New Year’s Resolution for Congress
The 115th Congress should resolve to make atrocities prevention a priority.
It is a new year and a new Congress has begun its work and foreign policy crises abound from the devastation in Syria to the political crisis in the Democratic Republic of Congo to the prolonged armed conflict in Burma. An effective foreign policy response requires a strategy to prevent future crises.
The foundation for this strategy was laid in 2016 through powerful bipartisan steps that were made to sustain and strengthen a growing set of atrocities prevention tools.
In February 2016, Senators Ben Cardin (D-MD) and Thom Tillis (R-NC) introduced the Genocide and Atrocities Prevention Act (GAPA). By the end of the year, the legislation had gained support from a bipartisan group of 27 senators.
Senate appropriators proposed a new $25 million Atrocities Prevention Fund.
The bipartisan Experts Committee on Preventing Mass Violence issued their report, “A Necessary Good: U.S. Leadership on Preventing Mass Atrocities", which included nearly 40 tangible recommendations for the incoming President and new Congress on how sustain and strengthen tools to prevent and respond to genocide and mass atrocities.
In the New Year, the 115th Congress should demonstrate leadership by making the following three resolutions to sustain and strengthen the atrocities prevention toolkit.
1. Authorize the Atrocities Prevention Board
Resolve to prevent rather than respond late. Prevention of mass atrocities and genocide saves lives, saves money, and promotes U.S. national interest.
The Atrocities Prevention Board engages the highest levels of the U.S. government to coordinate efforts to help stop violence before it erupts. It has mobilized people and funding to prevent violence and reduce harm to civilians in the Central African Republic, Burundi,and elsewhere.
2. Authorize and fund the Complex Crises Fund
The Complex Crises Fund is a rapid response mechanism that enables the U.S. Agency for International Development to prevent and respond to emerging or unforeseen crises. It fills a critical gap and is one of the most highly-demanded tools in the U.S. foreign policy toolkit.
The Complex Crises Fund has been used to reduce violence in 19 countries, some of which were identified by the Atrocities Prevention Board. It was funded at $30 million for Fiscal Year 2016. While this funding is comparatively small, it serves to advance peace and protect U.S. national security interests.
3. Support and fund the Bureau of Conflict and Stabilization Operations
The Bureau of Conflict and Stabilization Operations (CSO) within the Department of State provides critical knowledge, expertise, and strategies to protect civilians and reduce violence. CSO acts as the diplomatic arm of atrocities prevention and works to ensure the U.S. government’s atrocity prevention strategy is grounded in research, analysis, lessons learned, and diplomatic engagement.
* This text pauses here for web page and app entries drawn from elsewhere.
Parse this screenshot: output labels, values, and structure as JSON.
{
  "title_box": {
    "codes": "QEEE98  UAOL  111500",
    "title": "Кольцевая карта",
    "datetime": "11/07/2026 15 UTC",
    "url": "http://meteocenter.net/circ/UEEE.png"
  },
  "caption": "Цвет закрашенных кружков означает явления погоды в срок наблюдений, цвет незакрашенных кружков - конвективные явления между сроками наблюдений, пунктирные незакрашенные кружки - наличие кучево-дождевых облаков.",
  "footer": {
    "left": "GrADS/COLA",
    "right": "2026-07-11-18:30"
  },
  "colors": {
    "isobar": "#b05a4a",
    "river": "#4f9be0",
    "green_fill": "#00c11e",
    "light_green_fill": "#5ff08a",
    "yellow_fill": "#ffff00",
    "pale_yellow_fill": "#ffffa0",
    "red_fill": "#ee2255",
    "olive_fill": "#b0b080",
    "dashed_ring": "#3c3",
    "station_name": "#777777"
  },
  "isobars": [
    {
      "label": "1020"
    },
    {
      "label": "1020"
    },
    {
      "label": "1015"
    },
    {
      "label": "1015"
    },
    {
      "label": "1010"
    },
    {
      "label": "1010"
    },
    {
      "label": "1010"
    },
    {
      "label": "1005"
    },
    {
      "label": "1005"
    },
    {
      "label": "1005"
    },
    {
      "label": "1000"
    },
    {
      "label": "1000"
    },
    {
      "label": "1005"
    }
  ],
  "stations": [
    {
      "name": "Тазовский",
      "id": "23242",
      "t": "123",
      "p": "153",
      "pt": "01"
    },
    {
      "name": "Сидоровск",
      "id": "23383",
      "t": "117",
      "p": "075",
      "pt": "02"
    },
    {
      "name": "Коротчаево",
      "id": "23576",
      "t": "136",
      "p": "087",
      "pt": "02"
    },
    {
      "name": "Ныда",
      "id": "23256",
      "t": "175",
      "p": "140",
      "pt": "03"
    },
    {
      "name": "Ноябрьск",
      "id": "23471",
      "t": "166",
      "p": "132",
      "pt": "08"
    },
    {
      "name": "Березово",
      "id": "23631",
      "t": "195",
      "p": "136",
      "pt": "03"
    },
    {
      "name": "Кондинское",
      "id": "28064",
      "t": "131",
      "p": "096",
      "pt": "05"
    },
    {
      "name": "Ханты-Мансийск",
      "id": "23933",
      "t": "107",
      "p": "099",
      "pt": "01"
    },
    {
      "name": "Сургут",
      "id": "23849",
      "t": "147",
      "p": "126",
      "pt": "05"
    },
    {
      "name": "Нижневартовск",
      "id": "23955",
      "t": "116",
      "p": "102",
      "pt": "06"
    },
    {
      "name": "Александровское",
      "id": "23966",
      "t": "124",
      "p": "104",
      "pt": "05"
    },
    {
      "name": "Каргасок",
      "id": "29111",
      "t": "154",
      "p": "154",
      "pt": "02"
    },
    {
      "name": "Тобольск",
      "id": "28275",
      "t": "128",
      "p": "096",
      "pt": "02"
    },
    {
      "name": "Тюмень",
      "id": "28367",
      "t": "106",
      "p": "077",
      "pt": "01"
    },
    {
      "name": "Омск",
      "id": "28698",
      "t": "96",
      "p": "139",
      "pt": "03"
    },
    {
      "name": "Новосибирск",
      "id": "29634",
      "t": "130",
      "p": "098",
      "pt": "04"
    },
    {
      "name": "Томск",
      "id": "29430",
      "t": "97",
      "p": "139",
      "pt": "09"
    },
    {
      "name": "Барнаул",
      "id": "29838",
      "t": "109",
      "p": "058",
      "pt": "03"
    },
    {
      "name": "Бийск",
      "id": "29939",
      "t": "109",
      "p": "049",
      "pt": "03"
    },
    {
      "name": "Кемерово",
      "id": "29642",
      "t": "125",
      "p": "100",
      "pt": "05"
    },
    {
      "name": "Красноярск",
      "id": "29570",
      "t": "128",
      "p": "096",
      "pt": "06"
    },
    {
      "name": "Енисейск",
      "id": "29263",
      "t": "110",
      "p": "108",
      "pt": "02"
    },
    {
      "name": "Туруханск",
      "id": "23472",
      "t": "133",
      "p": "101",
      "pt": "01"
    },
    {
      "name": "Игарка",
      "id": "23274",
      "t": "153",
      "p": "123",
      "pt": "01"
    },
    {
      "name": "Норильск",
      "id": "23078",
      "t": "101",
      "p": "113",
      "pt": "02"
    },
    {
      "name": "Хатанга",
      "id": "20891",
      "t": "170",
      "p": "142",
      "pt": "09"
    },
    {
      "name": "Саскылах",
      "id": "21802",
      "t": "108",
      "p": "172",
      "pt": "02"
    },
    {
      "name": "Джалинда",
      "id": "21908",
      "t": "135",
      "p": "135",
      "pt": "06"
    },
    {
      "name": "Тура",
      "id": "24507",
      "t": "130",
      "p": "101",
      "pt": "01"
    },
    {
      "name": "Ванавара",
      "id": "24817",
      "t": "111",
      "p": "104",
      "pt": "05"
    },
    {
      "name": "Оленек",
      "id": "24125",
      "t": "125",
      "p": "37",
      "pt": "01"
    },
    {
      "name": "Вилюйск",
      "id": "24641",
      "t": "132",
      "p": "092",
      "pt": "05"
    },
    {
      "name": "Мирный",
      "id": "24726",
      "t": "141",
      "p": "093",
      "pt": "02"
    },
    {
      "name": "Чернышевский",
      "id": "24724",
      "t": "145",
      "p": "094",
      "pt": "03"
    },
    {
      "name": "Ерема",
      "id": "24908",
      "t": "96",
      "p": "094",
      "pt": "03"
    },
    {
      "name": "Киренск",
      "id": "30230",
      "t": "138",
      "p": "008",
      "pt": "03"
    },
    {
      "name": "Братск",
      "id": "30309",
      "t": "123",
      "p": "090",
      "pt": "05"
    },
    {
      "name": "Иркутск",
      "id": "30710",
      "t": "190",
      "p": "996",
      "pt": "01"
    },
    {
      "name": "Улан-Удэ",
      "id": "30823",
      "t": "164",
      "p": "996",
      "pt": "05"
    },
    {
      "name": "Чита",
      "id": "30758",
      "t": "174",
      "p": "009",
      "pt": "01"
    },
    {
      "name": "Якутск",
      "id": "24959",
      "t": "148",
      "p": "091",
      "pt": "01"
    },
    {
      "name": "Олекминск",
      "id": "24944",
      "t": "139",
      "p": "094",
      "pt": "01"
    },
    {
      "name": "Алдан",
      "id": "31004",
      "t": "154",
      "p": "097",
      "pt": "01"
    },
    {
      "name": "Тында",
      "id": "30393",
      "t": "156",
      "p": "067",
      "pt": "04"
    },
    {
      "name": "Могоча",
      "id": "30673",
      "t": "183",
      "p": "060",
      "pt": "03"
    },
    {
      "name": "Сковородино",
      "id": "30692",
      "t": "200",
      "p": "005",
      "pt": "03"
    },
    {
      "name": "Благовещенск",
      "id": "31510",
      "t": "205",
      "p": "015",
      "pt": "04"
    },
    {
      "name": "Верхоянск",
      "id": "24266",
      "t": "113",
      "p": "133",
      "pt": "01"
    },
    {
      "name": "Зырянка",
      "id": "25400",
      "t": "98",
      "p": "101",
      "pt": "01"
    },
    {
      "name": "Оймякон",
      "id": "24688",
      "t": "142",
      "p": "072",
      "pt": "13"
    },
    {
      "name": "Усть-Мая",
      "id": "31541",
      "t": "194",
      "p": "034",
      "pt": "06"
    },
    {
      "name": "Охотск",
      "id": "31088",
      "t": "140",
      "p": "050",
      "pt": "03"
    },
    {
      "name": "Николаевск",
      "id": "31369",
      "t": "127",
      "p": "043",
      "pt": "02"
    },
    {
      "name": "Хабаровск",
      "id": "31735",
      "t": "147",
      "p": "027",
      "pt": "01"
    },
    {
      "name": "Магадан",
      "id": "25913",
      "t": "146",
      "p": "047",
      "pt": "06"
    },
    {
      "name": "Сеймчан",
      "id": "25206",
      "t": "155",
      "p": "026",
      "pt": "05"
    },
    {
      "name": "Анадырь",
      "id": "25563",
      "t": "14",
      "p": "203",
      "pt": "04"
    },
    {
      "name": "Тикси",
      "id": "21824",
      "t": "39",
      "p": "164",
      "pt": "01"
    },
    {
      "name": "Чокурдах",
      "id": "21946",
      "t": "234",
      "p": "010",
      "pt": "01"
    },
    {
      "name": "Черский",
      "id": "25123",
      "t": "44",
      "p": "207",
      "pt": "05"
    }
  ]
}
The conflict prevention toolkit has been established through decades of bi-partisan cooperation, dating back to President Reagan, who signed the legislation to implement the U.N. Convention on the Prevention and Punishment of the Crime of Genocide.
The New Year represents new opportunities for the 115th Congress and the incoming Trump administration to demonstrate leadership to better prevent violent conflict and mass atrocities.
It is now the time to put these resolutions into action to better protect lives, save money, and defend national security interests.